INSTRUCTIONS FOR THE TASK: Type every record exactly as it appears.

'''

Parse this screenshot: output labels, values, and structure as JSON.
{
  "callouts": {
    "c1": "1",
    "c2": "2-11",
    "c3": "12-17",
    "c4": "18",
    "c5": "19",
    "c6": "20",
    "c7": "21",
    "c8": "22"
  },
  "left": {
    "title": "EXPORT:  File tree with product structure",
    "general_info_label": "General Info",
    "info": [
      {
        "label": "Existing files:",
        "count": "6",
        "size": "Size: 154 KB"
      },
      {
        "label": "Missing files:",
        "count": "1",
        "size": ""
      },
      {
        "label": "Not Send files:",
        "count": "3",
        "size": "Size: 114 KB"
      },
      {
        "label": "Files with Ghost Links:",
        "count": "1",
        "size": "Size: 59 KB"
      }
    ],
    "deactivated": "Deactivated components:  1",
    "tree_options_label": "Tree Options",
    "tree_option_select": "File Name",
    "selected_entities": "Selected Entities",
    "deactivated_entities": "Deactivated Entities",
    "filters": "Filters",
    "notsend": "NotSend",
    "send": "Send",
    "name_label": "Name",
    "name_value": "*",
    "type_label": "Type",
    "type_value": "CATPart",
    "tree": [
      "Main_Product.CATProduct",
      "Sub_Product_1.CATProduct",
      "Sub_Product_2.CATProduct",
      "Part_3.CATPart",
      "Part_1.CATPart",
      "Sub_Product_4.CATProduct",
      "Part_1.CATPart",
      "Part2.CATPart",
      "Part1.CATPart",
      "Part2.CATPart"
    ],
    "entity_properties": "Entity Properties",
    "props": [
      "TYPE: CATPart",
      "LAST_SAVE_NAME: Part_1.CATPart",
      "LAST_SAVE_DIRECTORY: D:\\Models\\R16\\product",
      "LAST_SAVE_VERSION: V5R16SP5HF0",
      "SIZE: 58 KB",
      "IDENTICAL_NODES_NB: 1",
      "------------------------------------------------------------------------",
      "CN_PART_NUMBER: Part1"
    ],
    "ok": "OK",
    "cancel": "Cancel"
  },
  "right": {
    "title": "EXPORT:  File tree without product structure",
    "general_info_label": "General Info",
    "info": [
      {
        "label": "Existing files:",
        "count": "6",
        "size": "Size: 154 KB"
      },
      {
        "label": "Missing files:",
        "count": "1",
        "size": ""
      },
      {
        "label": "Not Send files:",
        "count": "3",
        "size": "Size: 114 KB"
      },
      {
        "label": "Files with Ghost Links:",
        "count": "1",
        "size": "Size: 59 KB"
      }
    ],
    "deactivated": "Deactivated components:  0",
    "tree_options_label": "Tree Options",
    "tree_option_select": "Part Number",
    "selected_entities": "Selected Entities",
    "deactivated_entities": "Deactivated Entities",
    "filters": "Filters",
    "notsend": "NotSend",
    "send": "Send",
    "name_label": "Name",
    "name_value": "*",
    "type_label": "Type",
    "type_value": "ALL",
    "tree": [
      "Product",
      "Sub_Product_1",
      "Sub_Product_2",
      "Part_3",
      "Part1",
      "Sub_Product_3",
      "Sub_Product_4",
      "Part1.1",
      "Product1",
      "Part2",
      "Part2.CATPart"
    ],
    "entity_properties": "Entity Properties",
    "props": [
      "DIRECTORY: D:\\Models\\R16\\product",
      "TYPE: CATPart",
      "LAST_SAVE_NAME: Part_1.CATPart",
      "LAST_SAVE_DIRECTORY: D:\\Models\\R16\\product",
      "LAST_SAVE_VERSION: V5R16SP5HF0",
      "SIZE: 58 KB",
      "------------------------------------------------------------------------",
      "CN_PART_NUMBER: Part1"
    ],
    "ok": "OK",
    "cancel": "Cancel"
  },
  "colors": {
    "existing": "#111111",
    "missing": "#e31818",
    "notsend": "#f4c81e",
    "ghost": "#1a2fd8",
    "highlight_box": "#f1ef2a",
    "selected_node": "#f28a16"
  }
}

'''

PROBLEM SOLUTION:
Parse this screenshot: output labels, values, and structure as JSON.
{
  "callouts": {
    "c1": "1",
    "c2": "2-11",
    "c3": "12-17",
    "c4": "18",
    "c5": "19",
    "c6": "20",
    "c7": "21",
    "c8": "22"
  },
  "left": {
    "title": "EXPORT:  File tree with product structure",
    "general_info_label": "General Info",
    "info": [
      {
        "label": "Existing files:",
        "count": "6",
        "size": "Size: 154 KB"
      },
      {
        "label": "Missing files:",
        "count": "1",
        "size": ""
      },
      {
        "label": "Not Send files:",
        "count": "3",
        "size": "Size: 114 KB"
      },
      {
        "label": "Files with Ghost Links:",
        "count": "1",
        "size": "Size: 59 KB"
      }
    ],
    "deactivated": "Deactivated components:  1",
    "tree_options_label": "Tree Options",
    "tree_option_select": "File Name",
    "selected_entities": "Selected Entities",
    "deactivated_entities": "Deactivated Entities",
    "filters": "Filters",
    "notsend": "NotSend",
    "send": "Send",
    "name_label": "Name",
    "name_value": "*",
    "type_label": "Type",
    "type_value": "CATPart",
    "tree": [
      "Main_Product.CATProduct",
      "Sub_Product_1.CATProduct",
      "Sub_Product_2.CATProduct",
      "Part_3.CATPart",
      "Part_1.CATPart",
      "Sub_Product_4.CATProduct",
      "Part_1.CATPart",
      "Part2.CATPart",
      "Part1.CATPart",
      "Part2.CATPart"
    ],
    "entity_properties": "Entity Properties",
    "props": [
      "TYPE: CATPart",
      "LAST_SAVE_NAME: Part_1.CATPart",
      "LAST_SAVE_DIRECTORY: D:\\Models\\R16\\product",
      "LAST_SAVE_VERSION: V5R16SP5HF0",
      "SIZE: 58 KB",
      "IDENTICAL_NODES_NB: 1",
      "------------------------------------------------------------------------",
      "CN_PART_NUMBER: Part1"
    ],
    "ok": "OK",
    "cancel": "Cancel"
  },
  "right": {
    "title": "EXPORT:  File tree without product structure",
    "general_info_label": "General Info",
    "info": [
      {
        "label": "Existing files:",
        "count": "6",
        "size": "Size: 154 KB"
      },
      {
        "label": "Missing files:",
        "count": "1",
        "size": ""
      },
      {
        "label": "Not Send files:",
        "count": "3",
        "size": "Size: 114 KB"
      },
      {
        "label": "Files with Ghost Links:",
        "count": "1",
        "size": "Size: 59 KB"
      }
    ],
    "deactivated": "Deactivated components:  0",
    "tree_options_label": "Tree Options",
    "tree_option_select": "Part Number",
    "selected_entities": "Selected Entities",
    "deactivated_entities": "Deactivated Entities",
    "filters": "Filters",
    "notsend": "NotSend",
    "send": "Send",
    "name_label": "Name",
    "name_value": "*",
    "type_label": "Type",
    "type_value": "ALL",
    "tree": [
      "Product",
      "Sub_Product_1",
      "Sub_Product_2",
      "Part_3",
      "Part1",
      "Sub_Product_3",
      "Sub_Product_4",
      "Part1.1",
      "Product1",
      "Part2",
      "Part2.CATPart"
    ],
    "entity_properties": "Entity Properties",
    "props": [
      "DIRECTORY: D:\\Models\\R16\\product",
      "TYPE: CATPart",
      "LAST_SAVE_NAME: Part_1.CATPart",
      "LAST_SAVE_DIRECTORY: D:\\Models\\R16\\product",
      "LAST_SAVE_VERSION: V5R16SP5HF0",
      "SIZE: 58 KB",
      "------------------------------------------------------------------------",
      "CN_PART_NUMBER: Part1"
    ],
    "ok": "OK",
    "cancel": "Cancel"
  },
  "colors": {
    "existing": "#111111",
    "missing": "#e31818",
    "notsend": "#f4c81e",
    "ghost": "#1a2fd8",
    "highlight_box": "#f1ef2a",
    "selected_node": "#f28a16"
  }
}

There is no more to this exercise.